Treatment plant helps clean Lake Uluabat in Turkey's west
Water pollution in Lake Uluabat in the northwestern province of Bursa, one of the 14 wetlands in Turkey mentioned in the Ramsar Convention on Wetlands of International Importance especially as Waterfowl Habitat (RAMSAR), has started declining thanks to a new water treatment plant.
The Akçalar Waste Water Treatment Plant, built by the Bursa Municipality with an investment of 35 million Turkish Liras ($6.5 million), started operations in October to treat the waste water discharged to Lake Uluabat, which is located on the northwestern bird migration route and is one of the most important wetlands in Europe and the Middle East with the diversity of birds it hosts every year.
The facility which serves a region with a population of around 25,000 people discharges water in line with European Union standards thanks to its physical, advanced biological and ultraviolet disinfection treatment.
With 4,561 cubic meters of wastewater treated per day, the plant will help the sustainability of species in the lake, which is home to birds such as small cormorant, tufted pelican, whiskered tern, heron and spoonbill, and some fish species.
Bursa Mayor Alinur Aktaş told state-run Anadolu Agency that Lake Uluabat is one of the most important wetlands of Turkey, and Gölyazı village by the lake is a significant tourism destination.
“Bursa is a rapidly growing and industrializing city. We improve the quality of our water with drinking water, rain water and sewage facilities.”
The water treatment plant in Akçalar will help preserve the wildlife in the lake for future generations,” the mayor said.
“The facility allows all lines around Lake Uluabat to be collected and discharged in one place,” said Aktaş.
“An excellent biological treatment system has been implemented. We continue to work to make Uluabat Lake, which is an important value of our country, cleaner. Settlements around the lake are growing every day. Despite this growth, we collect all domestic and industrial wastes in a single line and treat them here before discharge, preventing pollution in Lake Uluabat.”
Aktaş noted that pollution emerges in case of an inability to control domestic wastes with rapid urbanization.
“The fact that even one house is not included in the treatment process returns to us as pollution. This facility has the capacity to treat the entire wastewater in the area,” he added.

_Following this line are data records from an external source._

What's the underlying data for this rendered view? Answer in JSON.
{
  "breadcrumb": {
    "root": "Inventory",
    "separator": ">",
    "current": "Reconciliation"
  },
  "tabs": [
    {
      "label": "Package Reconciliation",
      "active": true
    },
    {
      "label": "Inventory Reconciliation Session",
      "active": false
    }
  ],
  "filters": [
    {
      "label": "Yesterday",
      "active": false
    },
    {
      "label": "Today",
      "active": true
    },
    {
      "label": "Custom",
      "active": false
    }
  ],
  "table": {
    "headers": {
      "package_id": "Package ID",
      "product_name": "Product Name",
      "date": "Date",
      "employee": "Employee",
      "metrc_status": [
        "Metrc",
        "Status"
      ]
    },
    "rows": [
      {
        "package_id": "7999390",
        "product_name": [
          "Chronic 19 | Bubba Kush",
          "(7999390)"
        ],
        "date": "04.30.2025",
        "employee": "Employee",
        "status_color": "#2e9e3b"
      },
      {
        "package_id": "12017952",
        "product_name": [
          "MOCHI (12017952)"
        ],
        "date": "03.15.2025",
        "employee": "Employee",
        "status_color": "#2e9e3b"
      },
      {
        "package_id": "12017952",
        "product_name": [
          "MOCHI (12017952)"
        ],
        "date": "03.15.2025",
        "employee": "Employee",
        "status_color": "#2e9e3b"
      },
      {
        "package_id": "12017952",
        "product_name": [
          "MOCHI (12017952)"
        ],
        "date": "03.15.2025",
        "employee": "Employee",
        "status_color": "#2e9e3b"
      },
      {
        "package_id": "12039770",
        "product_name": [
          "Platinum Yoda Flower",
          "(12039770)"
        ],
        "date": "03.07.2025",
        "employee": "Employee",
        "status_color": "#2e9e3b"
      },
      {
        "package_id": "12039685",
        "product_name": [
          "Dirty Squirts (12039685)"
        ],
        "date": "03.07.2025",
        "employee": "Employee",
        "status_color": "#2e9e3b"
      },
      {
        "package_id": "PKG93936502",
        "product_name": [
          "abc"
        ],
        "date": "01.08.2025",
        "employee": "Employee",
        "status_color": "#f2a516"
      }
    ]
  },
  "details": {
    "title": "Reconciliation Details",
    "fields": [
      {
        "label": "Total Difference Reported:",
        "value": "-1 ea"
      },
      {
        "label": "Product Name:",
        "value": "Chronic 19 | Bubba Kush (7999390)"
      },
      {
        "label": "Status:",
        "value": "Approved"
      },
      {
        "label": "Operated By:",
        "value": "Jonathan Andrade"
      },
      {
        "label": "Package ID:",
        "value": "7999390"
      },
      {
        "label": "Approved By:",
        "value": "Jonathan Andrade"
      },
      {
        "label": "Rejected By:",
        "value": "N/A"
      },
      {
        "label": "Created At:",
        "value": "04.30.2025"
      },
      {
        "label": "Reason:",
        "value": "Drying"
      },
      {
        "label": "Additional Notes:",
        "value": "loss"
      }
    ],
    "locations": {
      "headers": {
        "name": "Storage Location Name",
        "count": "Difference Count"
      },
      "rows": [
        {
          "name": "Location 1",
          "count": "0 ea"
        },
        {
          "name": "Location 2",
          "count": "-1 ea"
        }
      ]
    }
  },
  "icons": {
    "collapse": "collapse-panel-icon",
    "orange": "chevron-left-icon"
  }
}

Lake Uluabat is one of the mid-sized lakes of Turkey. The lake stretches from east to west and with a length of 24 km and a width of 10 km.